Watch out for Cranky Heaters!
Air conditioners and heat pumps often have “crankcase heaters” (also called “sump heaters”). Their purpose in life is to protect the compressor from refrigerant “migration” during off-cycle conditions when the compressor becomes cooler than other components in the system, causing refrigerant to condense in the compressor. Refrigerant can also migrate to the compressor when it isn’t cooler than other components because oil in a compressor sump absorbs refrigerant. Gravitational drainback of refrigerant to a compressor is another way for liquid refrigerant to fill an oil sump. Liquid refrigerant damages compressors directly, breaking pistons and valves. Excess refrigerant in a compressor’s oil sump also lowers lubricant viscosity, causing “scuffing” between sliding surfaces in the compressor.
Ironically, crankcase heaters are notorious for failing. Heat pumps can be designed to be tolerant of refrigerant migration, eliminating the need for crankcase heaters, so why aren’t they? Heat pumps with sump heaters are vestiges of older designs or old designers. Modern heat pumps should take advantage of refrigerant tolerant compressor technologies (eg, scroll compressors), compressor speed (inverter drive) control, digital refrigerant controls, and smaller heat exchanger tubing (eg, aluminum microchannels and 5mm diameter tubing). Many of these new technologies reduce unit cost and improve system efficiency, as seen in today’s very high efficiency mini-split heat pumps.
Crankcase heater energy is not included in yellow tag efficiency labels (see Figure 1). With a crankcase heater, the HSPF (Heating Seasonal Performance Factor) is actually 0 on days without heat pump operation! Today’s high performance homes are more susceptible to crankcase heater standby energy losses because heat is not needed until outdoor temperatures drop below 40 to 50F. Some sump heaters have temperature controls that activate the heater when outdoor temperatures are between 60 to 70F, while some heaters are always active whenever the compressor is inactive.
Residential heat pump crankcase heaters range from 40 to 70W of power. The amount of active heater time will vary depending on climate and home heating needs. For a high performance house that does not need significant heat until outdoor temperatures drop below 40F, as much as 2400 annual hours are at temperatures in the 40 to 65F range in northern tier climates while 700 to 1000 hours occur in milder, southern climates. A 70W heater active for 2000 hours per year would use 140kW-hours of electricity, or about $17, which is about half the energy used by a refrigerator and is sufficient for driving an electric vehicle 500 miles. An idle heat pump could potential use 4 times this energy per year (8000 hours).
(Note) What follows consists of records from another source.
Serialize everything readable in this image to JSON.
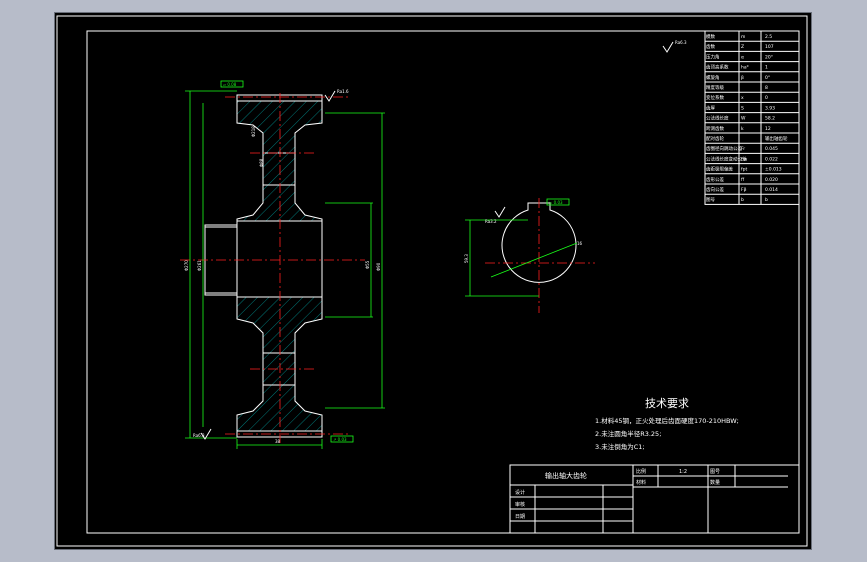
{
  "drawing": {
    "tech_title": "技术要求",
    "tech_notes": [
      "1.材料45钢，正火处理后齿面硬度170-210HBW;",
      "2.未注圆角半径R3.25;",
      "3.未注倒角为C1;"
    ],
    "part_name": "输出轴大齿轮",
    "title_block": {
      "scale_label": "比例",
      "scale_value": "1:2",
      "drawing_no_label": "图号",
      "qty_label": "数量",
      "material_label": "材料",
      "designer_label": "设计",
      "checker_label": "审核",
      "date_label": "日期"
    },
    "param_table": [
      [
        "模数",
        "m",
        "2.5"
      ],
      [
        "齿数",
        "Z",
        "107"
      ],
      [
        "压力角",
        "α",
        "20°"
      ],
      [
        "齿顶高系数",
        "ha*",
        "1"
      ],
      [
        "螺旋角",
        "β",
        "0°"
      ],
      [
        "精度等级",
        "",
        "8"
      ],
      [
        "变位系数",
        "x",
        "0"
      ],
      [
        "齿厚",
        "S",
        "3.93"
      ],
      [
        "公法线长度",
        "W",
        "58.2"
      ],
      [
        "跨测齿数",
        "k",
        "12"
      ],
      [
        "配对齿轮",
        "",
        "输出轴齿轮"
      ],
      [
        "齿圈径向跳动公差",
        "Fr",
        "0.045"
      ],
      [
        "公法线长度变动公差",
        "Fw",
        "0.022"
      ],
      [
        "齿距极限偏差",
        "fpt",
        "±0.013"
      ],
      [
        "齿形公差",
        "ff",
        "0.020"
      ],
      [
        "齿向公差",
        "Fβ",
        "0.014"
      ],
      [
        "图号",
        "b",
        "b"
      ]
    ],
    "callouts": {
      "flatness_box": "▱ 0.08",
      "runout_box": "↗ 0.03",
      "key_tol_box": "= 0.03",
      "roughness_mark": "Ra3.2",
      "roughness_main": "Ra1.6",
      "roughness_side": "Ra6.3",
      "dim_outer": "Φ270",
      "dim_hub": "Φ90",
      "dim_bore": "Φ55",
      "dim_root": "Φ261",
      "dim_web": "Φ218",
      "dim_hub_outer": "Φ88",
      "dim_width": "38",
      "dim_keyway": "59.3",
      "dim_key": "16",
      "dim_chamfer": "R3"
    }
  }
}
Identifying heat pump units with crankcase heaters is not straightforward. Product brochures do not have heater details, however the Technical guide specifications typically do contain sump heater information. Figure 2 displays a component specification table from the Trane XR14 economy heat pump guide that showing none of the XR14 models have crankcase heaters.
Figure 3 shows a similar technical specification guide for Trane’s high end XL20i series heat pumps, which conversely all contain crankcase heaters. Interestingly, Trane’s high end heat pumps are all inverter-drive, scroll compressors which tend to tolerate refrigerant migration.
We don’t want you to think we are picking on one company. Trane manufactures high quality equipment and is a leader in technology development. We can show the same with many other heat pump manufacturers. York, another manufacturer of high quality HVACR equipment, has similar product offerings and further demonstrates the confusing nature of crankcase heaters.
Figure 4 is the technical specification guide for York’s economy LX heat pump series. The specification guide table lists crankcase heaters for intermediate capacity heat pumps with “reciprocating” (piston) compressor, but no heaters for the 1 ½ ton (18,000Btu/h) and 5 ton (60,000Btu/h) scroll compressor models.
Figure 5 shows the technical specification for York’s premium Affinity heat pumps, listing crankcase heaters for all models even though all units use scroll compressors. It’s confusing!
The bottom line is to be aware of crankcase heaters, and that you can find models at all capacities that do not use crankcase heaters. Perhaps 140kW-hours per year of unneeded energy use doesn’t sound that bad, but over a heat pump’s lifetime, this energy might have provided 10,000 miles of EV driving.